_GIVEN RECORDS_.
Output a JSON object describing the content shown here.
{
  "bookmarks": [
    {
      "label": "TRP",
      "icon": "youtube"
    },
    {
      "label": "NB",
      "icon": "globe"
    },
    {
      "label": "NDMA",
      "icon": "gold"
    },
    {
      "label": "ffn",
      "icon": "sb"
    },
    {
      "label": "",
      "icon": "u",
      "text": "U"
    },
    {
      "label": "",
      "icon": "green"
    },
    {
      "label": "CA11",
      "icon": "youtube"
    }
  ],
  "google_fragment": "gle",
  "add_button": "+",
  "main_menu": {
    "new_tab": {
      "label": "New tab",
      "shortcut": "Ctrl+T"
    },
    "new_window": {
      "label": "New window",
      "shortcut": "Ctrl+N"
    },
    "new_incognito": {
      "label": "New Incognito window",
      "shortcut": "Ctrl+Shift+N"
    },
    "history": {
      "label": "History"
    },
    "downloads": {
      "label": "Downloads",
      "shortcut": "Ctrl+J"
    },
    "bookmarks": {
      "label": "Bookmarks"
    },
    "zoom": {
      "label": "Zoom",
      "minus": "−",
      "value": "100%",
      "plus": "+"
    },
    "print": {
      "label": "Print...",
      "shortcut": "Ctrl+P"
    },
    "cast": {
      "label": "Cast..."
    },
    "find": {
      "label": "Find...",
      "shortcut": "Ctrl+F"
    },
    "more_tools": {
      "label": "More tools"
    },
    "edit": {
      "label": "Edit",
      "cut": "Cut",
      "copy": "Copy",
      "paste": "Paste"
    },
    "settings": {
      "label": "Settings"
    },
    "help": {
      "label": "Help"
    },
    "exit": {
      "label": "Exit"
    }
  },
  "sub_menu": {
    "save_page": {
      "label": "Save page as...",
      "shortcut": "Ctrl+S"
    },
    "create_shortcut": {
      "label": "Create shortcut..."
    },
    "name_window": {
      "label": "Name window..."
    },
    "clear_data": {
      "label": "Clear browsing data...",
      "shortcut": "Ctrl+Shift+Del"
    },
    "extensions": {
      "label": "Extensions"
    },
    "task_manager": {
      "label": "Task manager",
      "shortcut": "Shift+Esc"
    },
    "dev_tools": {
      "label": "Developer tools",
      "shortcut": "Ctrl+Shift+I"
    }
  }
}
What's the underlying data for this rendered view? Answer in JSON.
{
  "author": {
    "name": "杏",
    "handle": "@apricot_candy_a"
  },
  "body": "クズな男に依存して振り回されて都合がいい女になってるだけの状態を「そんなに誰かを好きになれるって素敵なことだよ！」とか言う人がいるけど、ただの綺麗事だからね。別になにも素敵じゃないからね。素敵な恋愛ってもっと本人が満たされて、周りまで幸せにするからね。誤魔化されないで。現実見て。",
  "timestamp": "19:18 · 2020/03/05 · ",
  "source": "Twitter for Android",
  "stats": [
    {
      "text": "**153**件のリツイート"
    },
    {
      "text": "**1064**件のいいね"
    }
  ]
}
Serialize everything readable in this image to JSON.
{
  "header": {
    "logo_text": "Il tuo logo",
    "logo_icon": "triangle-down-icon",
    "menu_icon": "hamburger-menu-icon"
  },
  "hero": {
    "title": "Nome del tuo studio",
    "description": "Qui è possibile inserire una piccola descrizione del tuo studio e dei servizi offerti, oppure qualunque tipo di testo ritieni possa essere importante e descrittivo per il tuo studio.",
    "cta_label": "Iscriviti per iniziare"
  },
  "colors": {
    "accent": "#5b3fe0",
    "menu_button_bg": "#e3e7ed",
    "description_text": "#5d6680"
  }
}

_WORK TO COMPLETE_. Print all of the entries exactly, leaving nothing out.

_RESULT OF THE EXERCISE_.
Output a JSON object describing the content shown here.
{
  "bookmarks": [
    {
      "label": "TRP",
      "icon": "youtube"
    },
    {
      "label": "NB",
      "icon": "globe"
    },
    {
      "label": "NDMA",
      "icon": "gold"
    },
    {
      "label": "ffn",
      "icon": "sb"
    },
    {
      "label": "",
      "icon": "u",
      "text": "U"
    },
    {
      "label": "",
      "icon": "green"
    },
    {
      "label": "CA11",
      "icon": "youtube"
    }
  ],
  "google_fragment": "gle",
  "add_button": "+",
  "main_menu": {
    "new_tab": {
      "label": "New tab",
      "shortcut": "Ctrl+T"
    },
    "new_window": {
      "label": "New window",
      "shortcut": "Ctrl+N"
    },
    "new_incognito": {
      "label": "New Incognito window",
      "shortcut": "Ctrl+Shift+N"
    },
    "history": {
      "label": "History"
    },
    "downloads": {
      "label": "Downloads",
      "shortcut": "Ctrl+J"
    },
    "bookmarks": {
      "label": "Bookmarks"
    },
    "zoom": {
      "label": "Zoom",
      "minus": "−",
      "value": "100%",
      "plus": "+"
    },
    "print": {
      "label": "Print...",
      "shortcut": "Ctrl+P"
    },
    "cast": {
      "label": "Cast..."
    },
    "find": {
      "label": "Find...",
      "shortcut": "Ctrl+F"
    },
    "more_tools": {
      "label": "More tools"
    },
    "edit": {
      "label": "Edit",
      "cut": "Cut",
      "copy": "Copy",
      "paste": "Paste"
    },
    "settings": {
      "label": "Settings"
    },
    "help": {
      "label": "Help"
    },
    "exit": {
      "label": "Exit"
    }
  },
  "sub_menu": {
    "save_page": {
      "label": "Save page as...",
      "shortcut": "Ctrl+S"
    },
    "create_shortcut": {
      "label": "Create shortcut..."
    },
    "name_window": {
      "label": "Name window..."
    },
    "clear_data": {
      "label": "Clear browsing data...",
      "shortcut": "Ctrl+Shift+Del"
    },
    "extensions": {
      "label": "Extensions"
    },
    "task_manager": {
      "label": "Task manager",
      "shortcut": "Shift+Esc"
    },
    "dev_tools": {
      "label": "Developer tools",
      "shortcut": "Ctrl+Shift+I"
    }
  }
}
What's the underlying data for this rendered view? Answer in JSON.
{
  "author": {
    "name": "杏",
    "handle": "@apricot_candy_a"
  },
  "body": "クズな男に依存して振り回されて都合がいい女になってるだけの状態を「そんなに誰かを好きになれるって素敵なことだよ！」とか言う人がいるけど、ただの綺麗事だからね。別になにも素敵じゃないからね。素敵な恋愛ってもっと本人が満たされて、周りまで幸せにするからね。誤魔化されないで。現実見て。",
  "timestamp": "19:18 · 2020/03/05 · ",
  "source": "Twitter for Android",
  "stats": [
    {
      "text": "**153**件のリツイート"
    },
    {
      "text": "**1064**件のいいね"
    }
  ]
}
Serialize everything readable in this image to JSON.
{
  "header": {
    "logo_text": "Il tuo logo",
    "logo_icon": "triangle-down-icon",
    "menu_icon": "hamburger-menu-icon"
  },
  "hero": {
    "title": "Nome del tuo studio",
    "description": "Qui è possibile inserire una piccola descrizione del tuo studio e dei servizi offerti, oppure qualunque tipo di testo ritieni possa essere importante e descrittivo per il tuo studio.",
    "cta_label": "Iscriviti per iniziare"
  },
  "colors": {
    "accent": "#5b3fe0",
    "menu_button_bg": "#e3e7ed",
    "description_text": "#5d6680"
  }
}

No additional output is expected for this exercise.